=== RECORDS ===
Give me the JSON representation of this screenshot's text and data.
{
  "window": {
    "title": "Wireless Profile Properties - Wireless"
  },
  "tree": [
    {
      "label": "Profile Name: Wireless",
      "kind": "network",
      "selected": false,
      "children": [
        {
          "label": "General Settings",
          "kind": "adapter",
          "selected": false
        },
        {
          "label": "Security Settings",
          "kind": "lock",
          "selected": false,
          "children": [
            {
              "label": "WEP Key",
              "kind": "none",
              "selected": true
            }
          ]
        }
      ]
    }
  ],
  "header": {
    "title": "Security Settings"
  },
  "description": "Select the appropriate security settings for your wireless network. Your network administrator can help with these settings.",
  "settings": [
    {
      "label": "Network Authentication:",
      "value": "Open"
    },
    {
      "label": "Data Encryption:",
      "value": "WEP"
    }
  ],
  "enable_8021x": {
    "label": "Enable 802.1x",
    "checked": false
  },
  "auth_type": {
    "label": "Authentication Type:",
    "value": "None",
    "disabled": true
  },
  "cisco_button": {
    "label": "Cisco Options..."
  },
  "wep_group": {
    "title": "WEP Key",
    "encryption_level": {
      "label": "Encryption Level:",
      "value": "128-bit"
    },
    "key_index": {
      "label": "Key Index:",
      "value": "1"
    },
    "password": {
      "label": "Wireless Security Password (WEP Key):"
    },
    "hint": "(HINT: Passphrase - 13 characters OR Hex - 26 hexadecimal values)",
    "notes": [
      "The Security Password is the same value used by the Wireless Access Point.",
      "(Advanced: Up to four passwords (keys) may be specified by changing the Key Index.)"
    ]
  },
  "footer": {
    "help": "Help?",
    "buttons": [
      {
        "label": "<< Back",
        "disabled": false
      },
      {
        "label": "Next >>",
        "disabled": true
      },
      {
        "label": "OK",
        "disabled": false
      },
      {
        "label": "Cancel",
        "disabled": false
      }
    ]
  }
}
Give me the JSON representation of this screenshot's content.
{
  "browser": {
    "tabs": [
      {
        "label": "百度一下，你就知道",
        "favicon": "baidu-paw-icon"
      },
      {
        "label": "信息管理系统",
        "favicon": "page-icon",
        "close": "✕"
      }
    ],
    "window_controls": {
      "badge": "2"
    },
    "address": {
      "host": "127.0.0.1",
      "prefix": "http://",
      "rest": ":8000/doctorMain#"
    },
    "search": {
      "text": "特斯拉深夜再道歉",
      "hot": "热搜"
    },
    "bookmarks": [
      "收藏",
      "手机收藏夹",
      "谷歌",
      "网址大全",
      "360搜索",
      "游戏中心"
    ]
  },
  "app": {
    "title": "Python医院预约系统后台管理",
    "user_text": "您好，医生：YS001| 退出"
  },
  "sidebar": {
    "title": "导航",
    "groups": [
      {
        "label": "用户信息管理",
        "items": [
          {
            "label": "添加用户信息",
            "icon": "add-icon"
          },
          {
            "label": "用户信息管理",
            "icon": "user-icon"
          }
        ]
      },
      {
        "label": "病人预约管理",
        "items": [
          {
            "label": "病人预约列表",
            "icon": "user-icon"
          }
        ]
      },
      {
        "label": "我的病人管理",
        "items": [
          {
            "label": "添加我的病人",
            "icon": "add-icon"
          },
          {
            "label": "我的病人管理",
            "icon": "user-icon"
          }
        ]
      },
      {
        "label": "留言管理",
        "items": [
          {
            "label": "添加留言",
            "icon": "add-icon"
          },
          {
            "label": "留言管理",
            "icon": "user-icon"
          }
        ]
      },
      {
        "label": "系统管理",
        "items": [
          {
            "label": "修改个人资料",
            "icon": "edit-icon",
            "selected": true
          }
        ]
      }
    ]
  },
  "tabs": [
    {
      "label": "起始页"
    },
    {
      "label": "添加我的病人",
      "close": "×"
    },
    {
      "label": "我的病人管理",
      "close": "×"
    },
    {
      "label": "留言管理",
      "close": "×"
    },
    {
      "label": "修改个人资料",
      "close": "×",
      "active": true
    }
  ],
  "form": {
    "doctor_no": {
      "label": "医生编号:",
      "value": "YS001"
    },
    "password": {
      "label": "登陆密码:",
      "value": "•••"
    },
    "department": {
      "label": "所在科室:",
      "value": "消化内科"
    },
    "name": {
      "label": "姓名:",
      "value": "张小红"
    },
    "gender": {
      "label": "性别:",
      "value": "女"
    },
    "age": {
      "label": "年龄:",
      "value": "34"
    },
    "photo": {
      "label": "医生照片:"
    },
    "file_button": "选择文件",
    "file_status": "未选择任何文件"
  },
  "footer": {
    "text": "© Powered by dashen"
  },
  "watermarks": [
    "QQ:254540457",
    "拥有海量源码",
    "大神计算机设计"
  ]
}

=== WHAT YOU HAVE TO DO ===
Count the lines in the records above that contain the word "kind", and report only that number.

=== EXERCISE RESPONSE ===
4